Dr. Cornbleet's daughter, Jocelyn, found his body in his office. "I could see on the second closed door that there was blood across it," she told CNN. "I knew that somebody had killed him." Jon Cornbleet said his father was stabbed more than 20 times.
For months, the case went unsolved, even though authorities said there was DNA evidence at the scene. Then, over the summer, investigators got a tip from a U.S. Marine on leave from Iraq.
The Marine said a friend told him, "I think my former roommate killed someone." The Marine reached out to the Cornbleets through a posting they had made on myspace.com and also contacted Chicago police.

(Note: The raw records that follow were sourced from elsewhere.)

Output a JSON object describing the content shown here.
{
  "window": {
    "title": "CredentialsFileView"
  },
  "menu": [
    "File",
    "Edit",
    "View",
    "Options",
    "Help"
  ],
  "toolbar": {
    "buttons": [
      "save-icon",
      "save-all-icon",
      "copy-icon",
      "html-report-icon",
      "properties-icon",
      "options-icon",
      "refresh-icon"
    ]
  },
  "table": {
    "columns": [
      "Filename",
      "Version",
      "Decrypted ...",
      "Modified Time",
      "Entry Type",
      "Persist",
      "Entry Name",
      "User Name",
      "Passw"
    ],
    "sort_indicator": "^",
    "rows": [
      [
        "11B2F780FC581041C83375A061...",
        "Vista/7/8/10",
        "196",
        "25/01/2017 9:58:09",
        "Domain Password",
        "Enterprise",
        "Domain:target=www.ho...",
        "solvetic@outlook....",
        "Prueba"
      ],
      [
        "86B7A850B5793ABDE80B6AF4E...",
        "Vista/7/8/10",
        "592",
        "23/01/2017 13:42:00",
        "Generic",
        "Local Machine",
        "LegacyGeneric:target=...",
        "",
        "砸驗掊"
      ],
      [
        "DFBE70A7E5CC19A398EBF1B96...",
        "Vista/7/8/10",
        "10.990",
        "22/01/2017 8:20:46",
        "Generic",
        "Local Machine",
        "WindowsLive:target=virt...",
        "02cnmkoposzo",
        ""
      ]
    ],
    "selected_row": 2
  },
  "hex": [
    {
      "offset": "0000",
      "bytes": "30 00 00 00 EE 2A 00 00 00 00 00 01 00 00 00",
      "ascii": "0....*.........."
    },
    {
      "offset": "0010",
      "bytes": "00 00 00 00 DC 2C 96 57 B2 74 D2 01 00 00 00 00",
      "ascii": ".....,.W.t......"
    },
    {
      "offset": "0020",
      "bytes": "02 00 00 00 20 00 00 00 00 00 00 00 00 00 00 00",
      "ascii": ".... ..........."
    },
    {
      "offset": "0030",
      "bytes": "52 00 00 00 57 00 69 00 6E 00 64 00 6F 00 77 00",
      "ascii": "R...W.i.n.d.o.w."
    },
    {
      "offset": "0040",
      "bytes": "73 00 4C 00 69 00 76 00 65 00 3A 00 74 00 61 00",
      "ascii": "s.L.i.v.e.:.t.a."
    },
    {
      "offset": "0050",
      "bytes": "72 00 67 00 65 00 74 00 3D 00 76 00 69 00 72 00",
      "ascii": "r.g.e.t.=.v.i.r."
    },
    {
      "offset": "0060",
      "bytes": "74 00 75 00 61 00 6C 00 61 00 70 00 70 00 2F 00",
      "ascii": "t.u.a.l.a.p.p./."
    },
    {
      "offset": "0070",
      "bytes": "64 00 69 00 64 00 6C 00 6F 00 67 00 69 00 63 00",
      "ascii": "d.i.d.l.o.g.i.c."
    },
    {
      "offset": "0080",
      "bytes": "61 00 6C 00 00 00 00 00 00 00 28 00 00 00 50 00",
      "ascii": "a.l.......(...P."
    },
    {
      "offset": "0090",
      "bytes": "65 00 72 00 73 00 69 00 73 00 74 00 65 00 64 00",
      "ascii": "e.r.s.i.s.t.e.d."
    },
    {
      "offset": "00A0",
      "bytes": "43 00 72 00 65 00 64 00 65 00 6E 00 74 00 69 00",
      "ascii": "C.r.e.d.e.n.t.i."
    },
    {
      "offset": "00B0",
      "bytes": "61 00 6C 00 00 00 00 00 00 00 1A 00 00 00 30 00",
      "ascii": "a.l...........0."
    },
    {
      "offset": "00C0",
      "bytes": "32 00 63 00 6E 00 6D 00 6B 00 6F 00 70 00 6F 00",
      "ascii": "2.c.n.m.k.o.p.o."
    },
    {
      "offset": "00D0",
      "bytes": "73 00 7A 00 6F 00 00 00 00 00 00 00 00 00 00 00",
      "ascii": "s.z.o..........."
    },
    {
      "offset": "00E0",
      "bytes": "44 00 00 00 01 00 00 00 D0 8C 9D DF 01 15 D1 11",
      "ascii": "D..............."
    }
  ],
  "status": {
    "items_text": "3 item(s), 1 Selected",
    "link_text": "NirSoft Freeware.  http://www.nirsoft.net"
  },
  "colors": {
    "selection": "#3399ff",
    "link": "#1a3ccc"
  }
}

He told the Cornbleet family Peterson was living in New York around the time of the murder. The family believes Peterson drove from New York to Chicago, killed Dr. Cornbleet, and then drove back to New York, reportedly telling friends he had "completed his mission."
The Cornbleet family said video surveillance from Dr. Cornbleet's office building shows Peterson entering and leaving the premises on the night of the crime. Using the Marine's tip, DNA evidence and the surveillance video Chicago police got a warrant to arrest Peterson.
But before they could track him down, Peterson fled to St. Martin. So far, Peterson has yet to be charged with a crime. He is being held in jail on the French Island of Guadeloupe. The French government did not return CNN's phone calls for this story.
Jocelyn and Jon Cornbleet said they will continue to fight for his extradition.
"We're gonna go until there's absolutely nothing more we can do," Jocelyn Cornbleet said. "'Til we get justice." E-mail to a friend